▶ [Data listing]
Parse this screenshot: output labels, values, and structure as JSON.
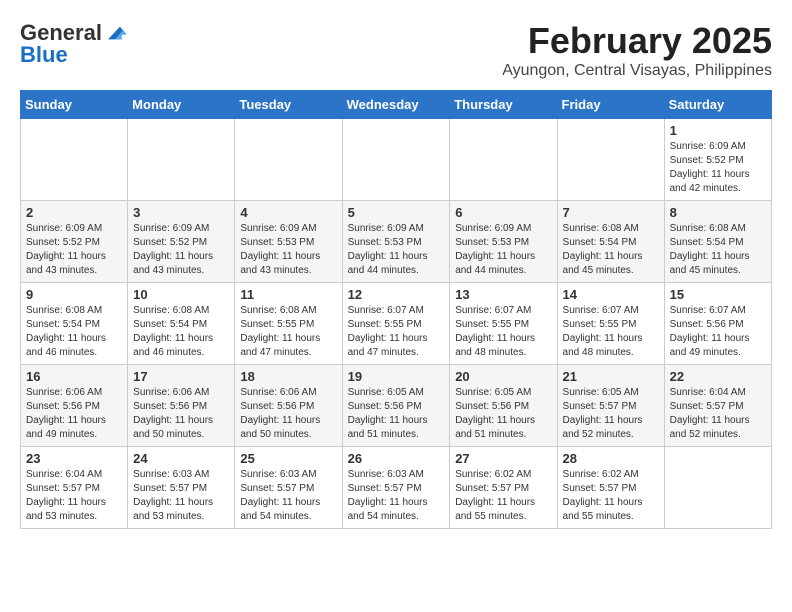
{
  "header": {
    "logo_general": "General",
    "logo_blue": "Blue",
    "month_title": "February 2025",
    "location": "Ayungon, Central Visayas, Philippines"
  },
  "weekdays": [
    "Sunday",
    "Monday",
    "Tuesday",
    "Wednesday",
    "Thursday",
    "Friday",
    "Saturday"
  ],
  "weeks": [
    [
      {
        "day": "",
        "info": ""
      },
      {
        "day": "",
        "info": ""
      },
      {
        "day": "",
        "info": ""
      },
      {
        "day": "",
        "info": ""
      },
      {
        "day": "",
        "info": ""
      },
      {
        "day": "",
        "info": ""
      },
      {
        "day": "1",
        "info": "Sunrise: 6:09 AM\nSunset: 5:52 PM\nDaylight: 11 hours\nand 42 minutes."
      }
    ],
    [
      {
        "day": "2",
        "info": "Sunrise: 6:09 AM\nSunset: 5:52 PM\nDaylight: 11 hours\nand 43 minutes."
      },
      {
        "day": "3",
        "info": "Sunrise: 6:09 AM\nSunset: 5:52 PM\nDaylight: 11 hours\nand 43 minutes."
      },
      {
        "day": "4",
        "info": "Sunrise: 6:09 AM\nSunset: 5:53 PM\nDaylight: 11 hours\nand 43 minutes."
      },
      {
        "day": "5",
        "info": "Sunrise: 6:09 AM\nSunset: 5:53 PM\nDaylight: 11 hours\nand 44 minutes."
      },
      {
        "day": "6",
        "info": "Sunrise: 6:09 AM\nSunset: 5:53 PM\nDaylight: 11 hours\nand 44 minutes."
      },
      {
        "day": "7",
        "info": "Sunrise: 6:08 AM\nSunset: 5:54 PM\nDaylight: 11 hours\nand 45 minutes."
      },
      {
        "day": "8",
        "info": "Sunrise: 6:08 AM\nSunset: 5:54 PM\nDaylight: 11 hours\nand 45 minutes."
      }
    ],
    [
      {
        "day": "9",
        "info": "Sunrise: 6:08 AM\nSunset: 5:54 PM\nDaylight: 11 hours\nand 46 minutes."
      },
      {
        "day": "10",
        "info": "Sunrise: 6:08 AM\nSunset: 5:54 PM\nDaylight: 11 hours\nand 46 minutes."
      },
      {
        "day": "11",
        "info": "Sunrise: 6:08 AM\nSunset: 5:55 PM\nDaylight: 11 hours\nand 47 minutes."
      },
      {
        "day": "12",
        "info": "Sunrise: 6:07 AM\nSunset: 5:55 PM\nDaylight: 11 hours\nand 47 minutes."
      },
      {
        "day": "13",
        "info": "Sunrise: 6:07 AM\nSunset: 5:55 PM\nDaylight: 11 hours\nand 48 minutes."
      },
      {
        "day": "14",
        "info": "Sunrise: 6:07 AM\nSunset: 5:55 PM\nDaylight: 11 hours\nand 48 minutes."
      },
      {
        "day": "15",
        "info": "Sunrise: 6:07 AM\nSunset: 5:56 PM\nDaylight: 11 hours\nand 49 minutes."
      }
    ],
    [
      {
        "day": "16",
        "info": "Sunrise: 6:06 AM\nSunset: 5:56 PM\nDaylight: 11 hours\nand 49 minutes."
      },
      {
        "day": "17",
        "info": "Sunrise: 6:06 AM\nSunset: 5:56 PM\nDaylight: 11 hours\nand 50 minutes."
      },
      {
        "day": "18",
        "info": "Sunrise: 6:06 AM\nSunset: 5:56 PM\nDaylight: 11 hours\nand 50 minutes."
      },
      {
        "day": "19",
        "info": "Sunrise: 6:05 AM\nSunset: 5:56 PM\nDaylight: 11 hours\nand 51 minutes."
      },
      {
        "day": "20",
        "info": "Sunrise: 6:05 AM\nSunset: 5:56 PM\nDaylight: 11 hours\nand 51 minutes."
      },
      {
        "day": "21",
        "info": "Sunrise: 6:05 AM\nSunset: 5:57 PM\nDaylight: 11 hours\nand 52 minutes."
      },
      {
        "day": "22",
        "info": "Sunrise: 6:04 AM\nSunset: 5:57 PM\nDaylight: 11 hours\nand 52 minutes."
      }
    ],
    [
      {
        "day": "23",
        "info": "Sunrise: 6:04 AM\nSunset: 5:57 PM\nDaylight: 11 hours\nand 53 minutes."
      },
      {
        "day": "24",
        "info": "Sunrise: 6:03 AM\nSunset: 5:57 PM\nDaylight: 11 hours\nand 53 minutes."
      },
      {
        "day": "25",
        "info": "Sunrise: 6:03 AM\nSunset: 5:57 PM\nDaylight: 11 hours\nand 54 minutes."
      },
      {
        "day": "26",
        "info": "Sunrise: 6:03 AM\nSunset: 5:57 PM\nDaylight: 11 hours\nand 54 minutes."
      },
      {
        "day": "27",
        "info": "Sunrise: 6:02 AM\nSunset: 5:57 PM\nDaylight: 11 hours\nand 55 minutes."
      },
      {
        "day": "28",
        "info": "Sunrise: 6:02 AM\nSunset: 5:57 PM\nDaylight: 11 hours\nand 55 minutes."
      },
      {
        "day": "",
        "info": ""
      }
    ]
  ]
}
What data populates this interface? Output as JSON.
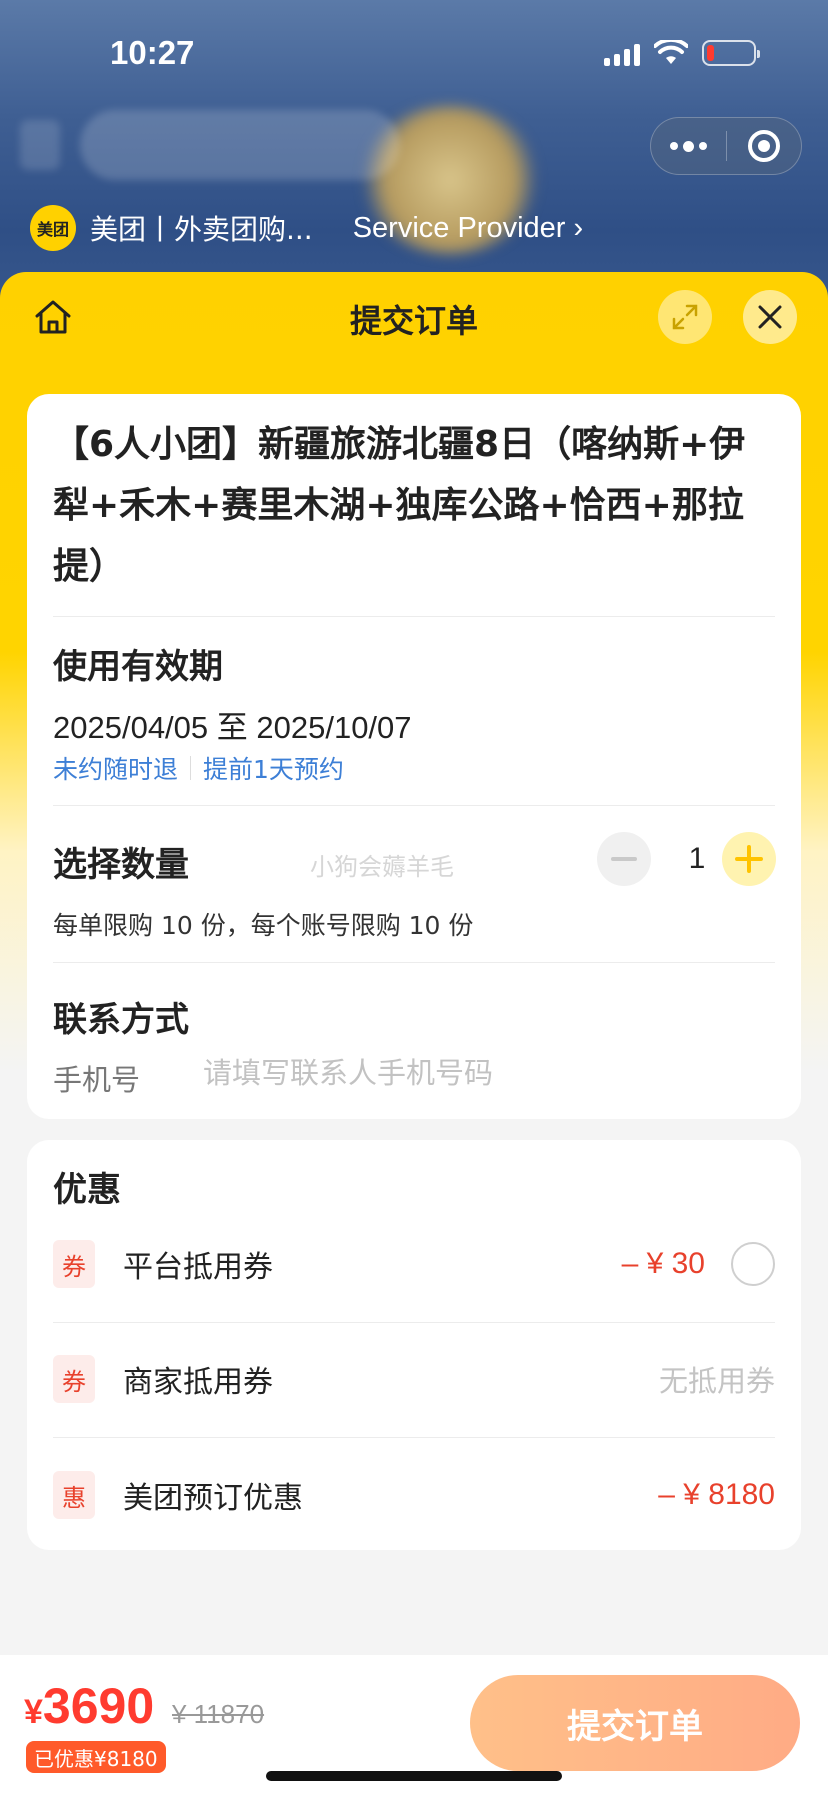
{
  "status_bar": {
    "time": "10:27"
  },
  "provider": {
    "logo_text": "美团",
    "name": "美团丨外卖团购...",
    "service_link": "Service Provider ›"
  },
  "header": {
    "title": "提交订单"
  },
  "product": {
    "title": "【6人小团】新疆旅游北疆8日（喀纳斯+伊犁+禾木+赛里木湖+独库公路+恰西+那拉提）",
    "validity_label": "使用有效期",
    "validity_dates": "2025/04/05 至 2025/10/07",
    "tags": [
      "未约随时退",
      "提前1天预约"
    ]
  },
  "quantity": {
    "label": "选择数量",
    "value": "1",
    "limit_text": "每单限购 10 份，每个账号限购 10 份",
    "watermark": "小狗会薅羊毛"
  },
  "contact": {
    "label": "联系方式",
    "phone_label": "手机号",
    "phone_placeholder": "请填写联系人手机号码",
    "phone_value": ""
  },
  "discounts": {
    "title": "优惠",
    "items": [
      {
        "badge": "券",
        "name": "平台抵用券",
        "amount": "– ¥ 30"
      },
      {
        "badge": "券",
        "name": "商家抵用券",
        "amount": "无抵用券"
      },
      {
        "badge": "惠",
        "name": "美团预订优惠",
        "amount": "– ¥ 8180"
      }
    ]
  },
  "footer": {
    "currency": "¥",
    "price": "3690",
    "original_price": "¥ 11870",
    "saved": "已优惠¥8180",
    "submit_label": "提交订单"
  },
  "colors": {
    "brand_yellow": "#ffd100",
    "discount_red": "#e8412c",
    "link_blue": "#3d7fd6",
    "submit_gradient_start": "#ffc089",
    "submit_gradient_end": "#ffab85"
  }
}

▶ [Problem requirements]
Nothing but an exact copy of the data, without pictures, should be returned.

▶ [Exercise result]
Parse this screenshot: output labels, values, and structure as JSON.
{
  "header": {
    "logo_general": "General",
    "logo_blue": "Blue",
    "month_title": "February 2025",
    "location": "Ayungon, Central Visayas, Philippines"
  },
  "weekdays": [
    "Sunday",
    "Monday",
    "Tuesday",
    "Wednesday",
    "Thursday",
    "Friday",
    "Saturday"
  ],
  "weeks": [
    [
      {
        "day": "",
        "info": ""
      },
      {
        "day": "",
        "info": ""
      },
      {
        "day": "",
        "info": ""
      },
      {
        "day": "",
        "info": ""
      },
      {
        "day": "",
        "info": ""
      },
      {
        "day": "",
        "info": ""
      },
      {
        "day": "1",
        "info": "Sunrise: 6:09 AM\nSunset: 5:52 PM\nDaylight: 11 hours\nand 42 minutes."
      }
    ],
    [
      {
        "day": "2",
        "info": "Sunrise: 6:09 AM\nSunset: 5:52 PM\nDaylight: 11 hours\nand 43 minutes."
      },
      {
        "day": "3",
        "info": "Sunrise: 6:09 AM\nSunset: 5:52 PM\nDaylight: 11 hours\nand 43 minutes."
      },
      {
        "day": "4",
        "info": "Sunrise: 6:09 AM\nSunset: 5:53 PM\nDaylight: 11 hours\nand 43 minutes."
      },
      {
        "day": "5",
        "info": "Sunrise: 6:09 AM\nSunset: 5:53 PM\nDaylight: 11 hours\nand 44 minutes."
      },
      {
        "day": "6",
        "info": "Sunrise: 6:09 AM\nSunset: 5:53 PM\nDaylight: 11 hours\nand 44 minutes."
      },
      {
        "day": "7",
        "info": "Sunrise: 6:08 AM\nSunset: 5:54 PM\nDaylight: 11 hours\nand 45 minutes."
      },
      {
        "day": "8",
        "info": "Sunrise: 6:08 AM\nSunset: 5:54 PM\nDaylight: 11 hours\nand 45 minutes."
      }
    ],
    [
      {
        "day": "9",
        "info": "Sunrise: 6:08 AM\nSunset: 5:54 PM\nDaylight: 11 hours\nand 46 minutes."
      },
      {
        "day": "10",
        "info": "Sunrise: 6:08 AM\nSunset: 5:54 PM\nDaylight: 11 hours\nand 46 minutes."
      },
      {
        "day": "11",
        "info": "Sunrise: 6:08 AM\nSunset: 5:55 PM\nDaylight: 11 hours\nand 47 minutes."
      },
      {
        "day": "12",
        "info": "Sunrise: 6:07 AM\nSunset: 5:55 PM\nDaylight: 11 hours\nand 47 minutes."
      },
      {
        "day": "13",
        "info": "Sunrise: 6:07 AM\nSunset: 5:55 PM\nDaylight: 11 hours\nand 48 minutes."
      },
      {
        "day": "14",
        "info": "Sunrise: 6:07 AM\nSunset: 5:55 PM\nDaylight: 11 hours\nand 48 minutes."
      },
      {
        "day": "15",
        "info": "Sunrise: 6:07 AM\nSunset: 5:56 PM\nDaylight: 11 hours\nand 49 minutes."
      }
    ],
    [
      {
        "day": "16",
        "info": "Sunrise: 6:06 AM\nSunset: 5:56 PM\nDaylight: 11 hours\nand 49 minutes."
      },
      {
        "day": "17",
        "info": "Sunrise: 6:06 AM\nSunset: 5:56 PM\nDaylight: 11 hours\nand 50 minutes."
      },
      {
        "day": "18",
        "info": "Sunrise: 6:06 AM\nSunset: 5:56 PM\nDaylight: 11 hours\nand 50 minutes."
      },
      {
        "day": "19",
        "info": "Sunrise: 6:05 AM\nSunset: 5:56 PM\nDaylight: 11 hours\nand 51 minutes."
      },
      {
        "day": "20",
        "info": "Sunrise: 6:05 AM\nSunset: 5:56 PM\nDaylight: 11 hours\nand 51 minutes."
      },
      {
        "day": "21",
        "info": "Sunrise: 6:05 AM\nSunset: 5:57 PM\nDaylight: 11 hours\nand 52 minutes."
      },
      {
        "day": "22",
        "info": "Sunrise: 6:04 AM\nSunset: 5:57 PM\nDaylight: 11 hours\nand 52 minutes."
      }
    ],
    [
      {
        "day": "23",
        "info": "Sunrise: 6:04 AM\nSunset: 5:57 PM\nDaylight: 11 hours\nand 53 minutes."
      },
      {
        "day": "24",
        "info": "Sunrise: 6:03 AM\nSunset: 5:57 PM\nDaylight: 11 hours\nand 53 minutes."
      },
      {
        "day": "25",
        "info": "Sunrise: 6:03 AM\nSunset: 5:57 PM\nDaylight: 11 hours\nand 54 minutes."
      },
      {
        "day": "26",
        "info": "Sunrise: 6:03 AM\nSunset: 5:57 PM\nDaylight: 11 hours\nand 54 minutes."
      },
      {
        "day": "27",
        "info": "Sunrise: 6:02 AM\nSunset: 5:57 PM\nDaylight: 11 hours\nand 55 minutes."
      },
      {
        "day": "28",
        "info": "Sunrise: 6:02 AM\nSunset: 5:57 PM\nDaylight: 11 hours\nand 55 minutes."
      },
      {
        "day": "",
        "info": ""
      }
    ]
  ]
}
What data populates this interface? Output as JSON.
{
  "status_bar": {
    "time": "10:27"
  },
  "provider": {
    "logo_text": "美团",
    "name": "美团丨外卖团购...",
    "service_link": "Service Provider ›"
  },
  "header": {
    "title": "提交订单"
  },
  "product": {
    "title": "【6人小团】新疆旅游北疆8日（喀纳斯+伊犁+禾木+赛里木湖+独库公路+恰西+那拉提）",
    "validity_label": "使用有效期",
    "validity_dates": "2025/04/05 至 2025/10/07",
    "tags": [
      "未约随时退",
      "提前1天预约"
    ]
  },
  "quantity": {
    "label": "选择数量",
    "value": "1",
    "limit_text": "每单限购 10 份，每个账号限购 10 份",
    "watermark": "小狗会薅羊毛"
  },
  "contact": {
    "label": "联系方式",
    "phone_label": "手机号",
    "phone_placeholder": "请填写联系人手机号码",
    "phone_value": ""
  },
  "discounts": {
    "title": "优惠",
    "items": [
      {
        "badge": "券",
        "name": "平台抵用券",
        "amount": "– ¥ 30"
      },
      {
        "badge": "券",
        "name": "商家抵用券",
        "amount": "无抵用券"
      },
      {
        "badge": "惠",
        "name": "美团预订优惠",
        "amount": "– ¥ 8180"
      }
    ]
  },
  "footer": {
    "currency": "¥",
    "price": "3690",
    "original_price": "¥ 11870",
    "saved": "已优惠¥8180",
    "submit_label": "提交订单"
  },
  "colors": {
    "brand_yellow": "#ffd100",
    "discount_red": "#e8412c",
    "link_blue": "#3d7fd6",
    "submit_gradient_start": "#ffc089",
    "submit_gradient_end": "#ffab85"
  }
}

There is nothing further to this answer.